Missiles Over Japan
North korea: pyongyang fires a second missile over japan
More prominently, the range enables Pyongyang to effectively reach Guam, and the strategic U.S. facilities there.
In the interim period since the last test, North Korea carried out a controlled nuclear detonation, most likely of a hydrogen bomb. This is another step forward along the parallel track of developing a viable nuclear deterrent. In the wake of that nuclear test — and tougher sanctions from the United Nations — North Korea issued further threats directed against the United States and Japan.
Early reports suggest the Sept. 15 missile flew around 3,700 kilometers (2,300 miles) for 17 minutes with an apogee of approximately 770 kilometers (480 miles). The apogee, range data and flight time all point to the projectile launched by North Korea being an intermediate range ballistic missile. More prominently, the range enables Pyongyang to effectively reach Guam, and the strategic U.S. facilities there. This was something the prior Aug. 29 test wasn't able to achieve.

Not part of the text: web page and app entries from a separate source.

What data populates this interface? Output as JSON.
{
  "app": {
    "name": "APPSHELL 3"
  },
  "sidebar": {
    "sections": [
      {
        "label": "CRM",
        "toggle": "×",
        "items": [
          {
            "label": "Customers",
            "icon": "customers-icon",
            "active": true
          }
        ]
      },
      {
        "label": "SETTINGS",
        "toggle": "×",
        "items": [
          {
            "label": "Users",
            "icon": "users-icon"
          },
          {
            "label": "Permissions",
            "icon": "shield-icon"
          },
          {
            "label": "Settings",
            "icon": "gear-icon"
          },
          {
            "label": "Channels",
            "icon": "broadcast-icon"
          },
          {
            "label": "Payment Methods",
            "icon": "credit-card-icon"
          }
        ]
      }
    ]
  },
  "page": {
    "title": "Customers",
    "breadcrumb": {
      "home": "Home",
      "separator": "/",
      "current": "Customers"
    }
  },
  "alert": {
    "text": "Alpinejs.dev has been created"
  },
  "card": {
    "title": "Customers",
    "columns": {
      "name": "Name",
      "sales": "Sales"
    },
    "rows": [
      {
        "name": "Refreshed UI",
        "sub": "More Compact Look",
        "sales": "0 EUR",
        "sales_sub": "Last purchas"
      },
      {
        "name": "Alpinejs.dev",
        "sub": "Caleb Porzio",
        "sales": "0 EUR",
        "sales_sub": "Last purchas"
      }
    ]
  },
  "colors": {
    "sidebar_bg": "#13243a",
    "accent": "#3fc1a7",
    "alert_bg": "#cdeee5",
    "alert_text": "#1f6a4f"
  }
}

This latest launch is North Korea's longest-range demonstrated flight of a ballistic missile. (The intercontinental ballistic missiles tested in July were fired at a lofted trajectory, meaning they did not demonstrate their full distance.) North Korea will continue testing devices according to its technical requirements. The two relatively successful tests of what appears to be Hwasong-12 missiles on minimum energy or standard trajectories over Japan indicate the growing satisfaction by North Korea with the system's reliability. It is likely that North Korea will therefore soon introduce the missile into operational rotation with its missile units, if it has not done so already. The testing of the Hwasong-12, which shares a similar first stage with the Hwasong-14 ICBM, is also an incremental step towards the next stage in missile testing over Japan. This would involve testing a Hwasong-14 ICBM over the island country.
South Korea warned of the likelihood of a North Korean missile test since the end of August, highlighting launch preparations and initially speculating that a projectile would be tested to coincide with North Korea's Day of the Foundation of the Republic, Sept. 9. In response to this most recent test, Seoul fired a ballistic missile of its own off South Korea's east coast. As for Japan, Tokyo said that it is in contact with the United States as it gauges an appropriate response: The two have already called a U.N. Security Council meeting for Sept. 14. It seems certain, however, that regardless of further measures taken against it, this won't be the last missile test that North Korea conducts.